And the region that comes top is Scotland, with a total of eleven white Christmases. Given the data spans 25 years, recent history tells us that Scottish residents stand a whopping 44% chance of waking up to a winter wonderland upon Christmas Day.

Where has the most snow fallen throughout the festive period over the past 25 years?

Our second strand of research analyses the highest recorded depths of snowfall throughout the festive period (21st of December until the 4th of January) over the past 25 years by region.

And Scotland again comes out as the clear winner here. On Christmas day in 1995, a staggering depth of 43 centimetres of snow was recorded that remained settled until January  1st 1996. Based on the average height of an adult, at that depth, the snow would have come up to your knee!

Cars covered in snow

The table below details highest depth of snow recorded by region*:

Region Highest depth of snow recorded (cm)
Scotland 43cm
South West 20cm
North Wales 18cm
South East 16cm
East Midlands 13cm
East Anglia 11cm
North East 11cm
Northern Ireland 11cm
South Wales 11cm
West Midlands 11cm
Yorkshire 10cm
North West 9cm

*Over the festive period (21st December to 4th of January)

About Barratt Homes:

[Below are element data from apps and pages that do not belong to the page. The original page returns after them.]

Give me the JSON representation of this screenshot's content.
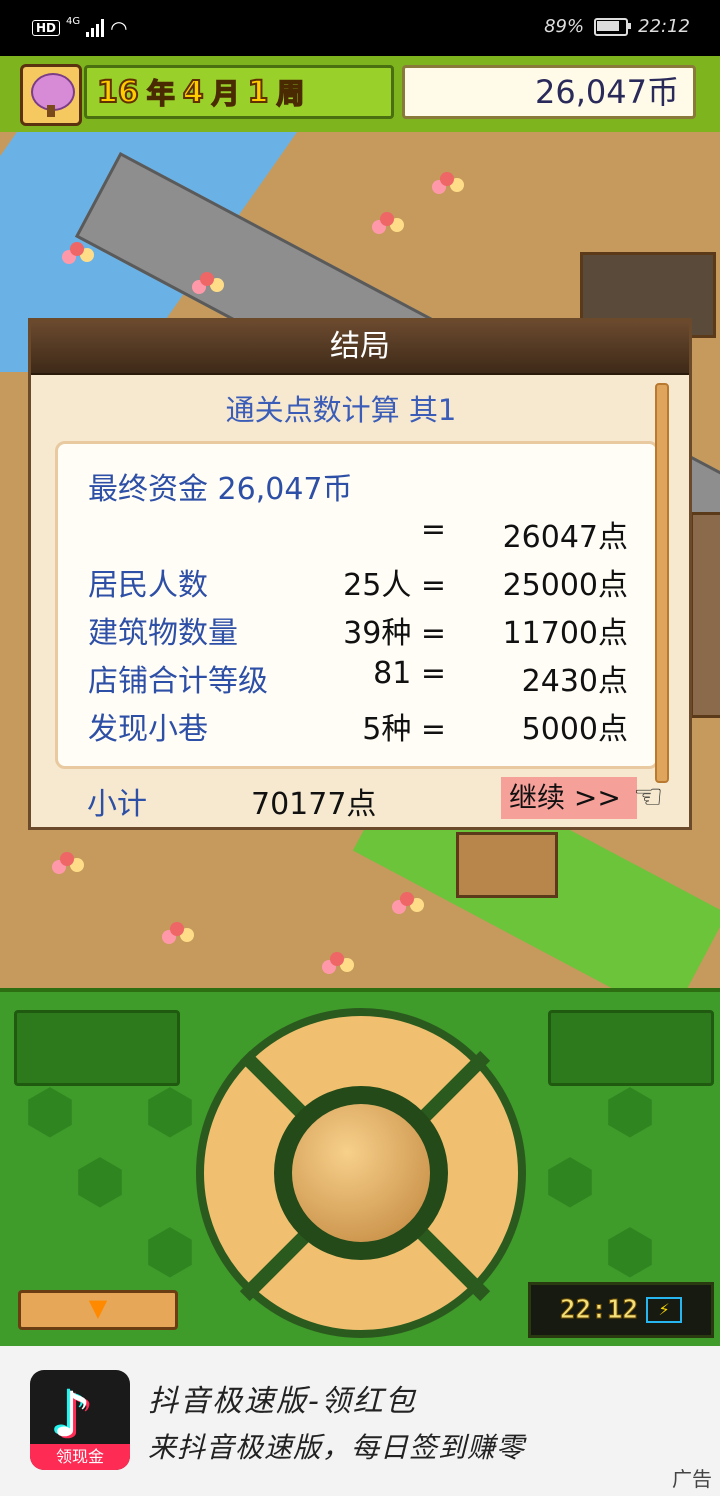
{
  "status_bar": {
    "hd": "HD",
    "network": "4G",
    "battery": "89%",
    "time": "22:12"
  },
  "game_header": {
    "year": "16",
    "year_unit": "年",
    "month": "4",
    "month_unit": "月",
    "week": "1",
    "week_unit": "周",
    "money": "26,047币"
  },
  "dialog": {
    "title": "结局",
    "subtitle": "通关点数计算 其1",
    "rows": [
      {
        "label": "最终资金 26,047币",
        "qty": "",
        "pts": ""
      },
      {
        "label": "",
        "qty": "=",
        "pts": "26047点"
      },
      {
        "label": "居民人数",
        "qty": "25人 =",
        "pts": "25000点"
      },
      {
        "label": "建筑物数量",
        "qty": "39种 =",
        "pts": "11700点"
      },
      {
        "label": "店铺合计等级",
        "qty": "81 =",
        "pts": "2430点"
      },
      {
        "label": "发现小巷",
        "qty": "5种 =",
        "pts": "5000点"
      }
    ],
    "subtotal_label": "小计",
    "subtotal_value": "70177点",
    "continue_label": "继续 >>"
  },
  "controls": {
    "clock": "22:12"
  },
  "ad": {
    "app_badge": "领现金",
    "title": "抖音极速版-领红包",
    "description": "来抖音极速版，每日签到赚零",
    "ad_tag": "广告"
  }
}
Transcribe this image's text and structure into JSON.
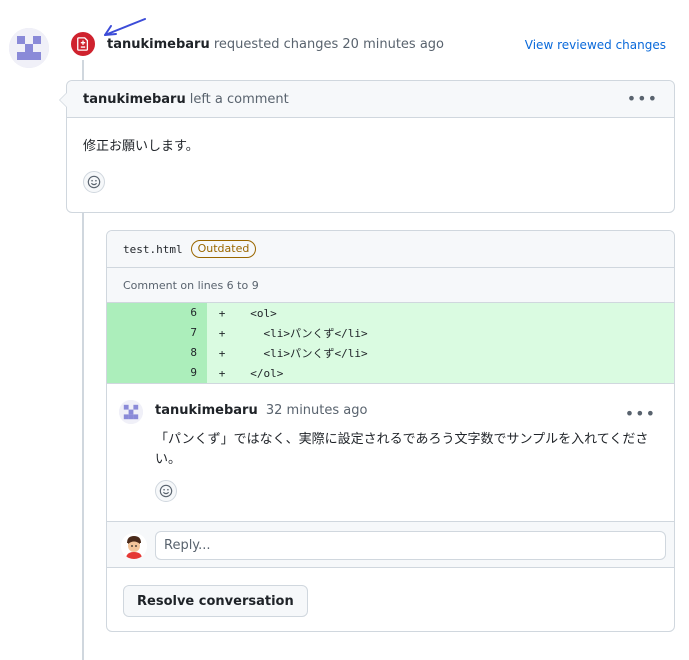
{
  "colors": {
    "danger": "#cf222e",
    "link": "#0969da",
    "attention": "#9a6700",
    "diff_add_bg": "#dafbe1",
    "diff_add_num_bg": "#aceebb",
    "annotation_arrow": "#3c4cd8"
  },
  "icons": {
    "review_event": "file-diff-icon",
    "annotation": "arrow-icon",
    "menu": "kebab-horizontal-icon",
    "reaction": "smiley-icon"
  },
  "review_event": {
    "author": "tanukimebaru",
    "action": "requested changes 20 minutes ago",
    "view_link": "View reviewed changes"
  },
  "review_comment": {
    "author": "tanukimebaru",
    "action": "left a comment",
    "body": "修正お願いします。"
  },
  "thread": {
    "file_name": "test.html",
    "badge": "Outdated",
    "lines_caption": "Comment on lines 6 to 9",
    "diff_lines": [
      {
        "num": "6",
        "sign": "+",
        "code": "  <ol>"
      },
      {
        "num": "7",
        "sign": "+",
        "code": "    <li>パンくず</li>"
      },
      {
        "num": "8",
        "sign": "+",
        "code": "    <li>パンくず</li>"
      },
      {
        "num": "9",
        "sign": "+",
        "code": "  </ol>"
      }
    ],
    "comment": {
      "author": "tanukimebaru",
      "time": "32 minutes ago",
      "body": "「パンくず」ではなく、実際に設定されるであろう文字数でサンプルを入れてください。"
    },
    "reply_placeholder": "Reply...",
    "resolve_label": "Resolve conversation"
  }
}
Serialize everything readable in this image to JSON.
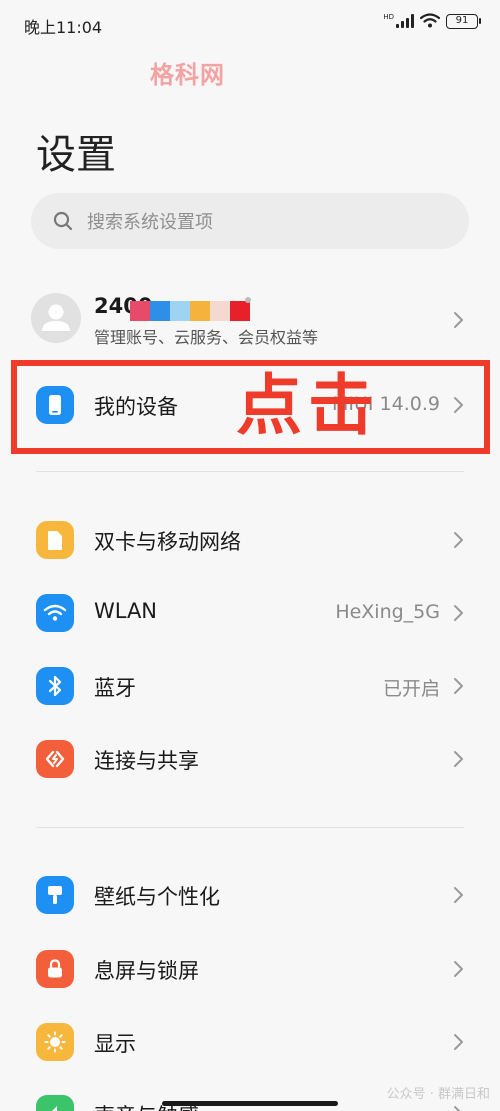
{
  "status_bar": {
    "time": "晚上11:04",
    "network": "HD",
    "battery": "91"
  },
  "watermark_top": "格科网",
  "page": {
    "title": "设置"
  },
  "search": {
    "placeholder": "搜索系统设置项"
  },
  "account": {
    "name": "2400",
    "subtitle": "管理账号、云服务、会员权益等"
  },
  "my_device": {
    "label": "我的设备",
    "value": "MIUI 14.0.9"
  },
  "annotation": {
    "text": "点击",
    "color": "#ee3b2a"
  },
  "settings": {
    "dual_sim": {
      "label": "双卡与移动网络",
      "icon": "sim-card-icon",
      "color": "#f6b73c"
    },
    "wlan": {
      "label": "WLAN",
      "value": "HeXing_5G",
      "icon": "wifi-icon",
      "color": "#1e90f4"
    },
    "bluetooth": {
      "label": "蓝牙",
      "value": "已开启",
      "icon": "bluetooth-icon",
      "color": "#1e90f4"
    },
    "connection": {
      "label": "连接与共享",
      "icon": "share-icon",
      "color": "#f25f3a"
    },
    "wallpaper": {
      "label": "壁纸与个性化",
      "icon": "brush-icon",
      "color": "#1e90f4"
    },
    "lockscreen": {
      "label": "息屏与锁屏",
      "icon": "lock-icon",
      "color": "#f25f3a"
    },
    "display": {
      "label": "显示",
      "icon": "sun-icon",
      "color": "#f6b73c"
    },
    "sound": {
      "label": "声音与触感",
      "icon": "speaker-icon",
      "color": "#3cc46b"
    }
  },
  "watermark_bottom": "公众号 · 群满日和"
}
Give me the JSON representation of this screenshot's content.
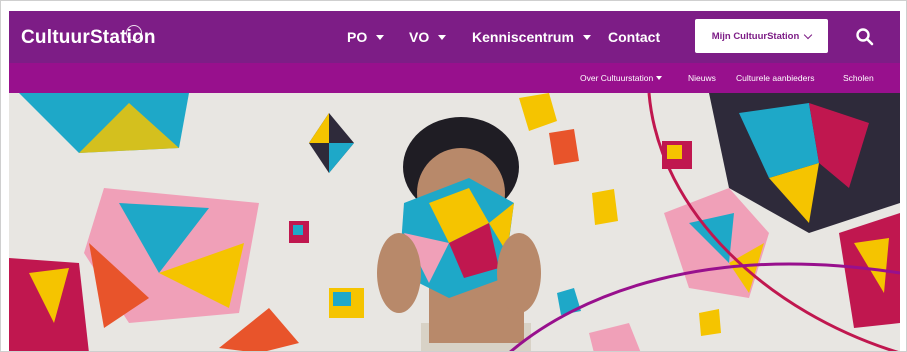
{
  "brand": {
    "logo_text": "CultuurStation",
    "primary_color": "#7d1d86",
    "secondary_color": "#98108d"
  },
  "main_nav": {
    "items": [
      {
        "label": "PO",
        "has_dropdown": true
      },
      {
        "label": "VO",
        "has_dropdown": true
      },
      {
        "label": "Kenniscentrum",
        "has_dropdown": true
      },
      {
        "label": "Contact",
        "has_dropdown": false
      }
    ],
    "account_button": "Mijn CultuurStation",
    "search_icon": "search-icon"
  },
  "sub_nav": {
    "items": [
      {
        "label": "Over Cultuurstation",
        "has_dropdown": true
      },
      {
        "label": "Nieuws",
        "has_dropdown": false
      },
      {
        "label": "Culturele aanbieders",
        "has_dropdown": false
      },
      {
        "label": "Scholen",
        "has_dropdown": false
      }
    ]
  },
  "hero": {
    "image_subject": "person holding colorful origami cube in front of face, surrounded by floating origami polyhedra and a paper crane",
    "accent_colors": [
      "#c0174f",
      "#f5c400",
      "#1ea8c8",
      "#e8542b",
      "#2e2a3a"
    ]
  }
}
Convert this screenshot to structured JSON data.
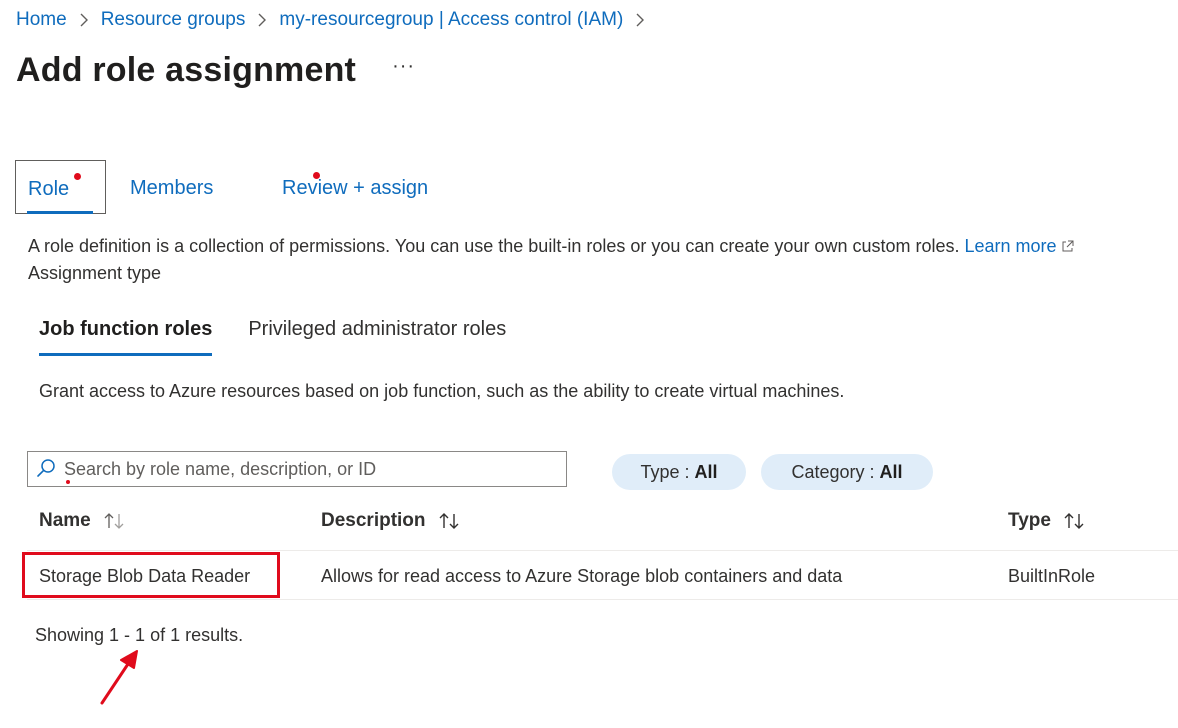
{
  "breadcrumb": {
    "items": [
      {
        "label": "Home"
      },
      {
        "label": "Resource groups"
      },
      {
        "label": "my-resourcegroup | Access control (IAM)"
      }
    ]
  },
  "header": {
    "title": "Add role assignment",
    "more_label": "···"
  },
  "wizard_tabs": [
    {
      "label": "Role",
      "selected": true,
      "required_indicator": true
    },
    {
      "label": "Members",
      "selected": false,
      "required_indicator": true
    },
    {
      "label": "Review + assign",
      "selected": false,
      "required_indicator": false
    }
  ],
  "description": {
    "text": "A role definition is a collection of permissions. You can use the built-in roles or you can create your own custom roles.",
    "learn_more": "Learn more"
  },
  "assignment_type_label": "Assignment type",
  "sub_tabs": [
    {
      "label": "Job function roles",
      "selected": true
    },
    {
      "label": "Privileged administrator roles",
      "selected": false
    }
  ],
  "grant_text": "Grant access to Azure resources based on job function, such as the ability to create virtual machines.",
  "search": {
    "placeholder": "Search by role name, description, or ID",
    "value": ""
  },
  "filters": {
    "type": {
      "label": "Type : ",
      "value": "All"
    },
    "category": {
      "label": "Category : ",
      "value": "All"
    }
  },
  "table": {
    "columns": [
      "Name",
      "Description",
      "Type"
    ],
    "rows": [
      {
        "name": "Storage Blob Data Reader",
        "description": "Allows for read access to Azure Storage blob containers and data",
        "type": "BuiltInRole"
      }
    ]
  },
  "results_text": "Showing 1 - 1 of 1 results.",
  "colors": {
    "link": "#0f6cbd",
    "required_dot": "#e00b1c",
    "highlight": "#e00b1c",
    "pill_bg": "#e0edf9"
  }
}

You could be enjoying a white Christmas in your new home with the help of Barratt Homes. We have amazing properties scattered across the UK. There might be a Barratt Home waiting for you around the corner!

Browse our catalogue of available developments by region or by local area. Take a look at some of our new properties in the South East (Kent, Essex, Sussex or Surrey), South West (Devon, Dorset or Cornwall), in the East Midlands or West Midlands, Yorkshire or Scotland (Aberdeenshire, Glasgow or Edinburgh) and the North of England (Lancashire, Greater Manchester, Northumberland or Durham).

With the help of some of our offers moving in can be more hassle free than you think!

Fair Use:

Do you want to share the above data and statistics? Please do! We just ask that you credit our original research by linking to this page.

How did we calculate this data?

The calculator uses historical data supplied by the Met Office’s National Climate Information Centre, presenting snowfall and snow depth data to uncover which regions had the best snow sightings during the most memorable years.

This application uses 25 years’ worth of data (starting in 1993) to calculate the percentage likelihood of snow in each region.

To work out the likelihood of a white Christmas, analysis considered how many times snow fell on Christmas eve and Christmas day and whether any snow was still settled on Christmas day. Analysed this way, if there was snow on the ground but no snowfall on either the 24th or the 25th of December, then this still counted as a white Christmas.

Please note that this prediction is not endorsed by the Met Office as an accurate weather forecast, and for the most up-to-date weather forecast and warnings you should visit www.metoffice.gov.uk or call 0370 900 0100.

If you are worried about the impact of snow or cold weather, you can find helpful advice and tips on the Met Office’s website.

Instagram data sourced through Crimson Hexagon.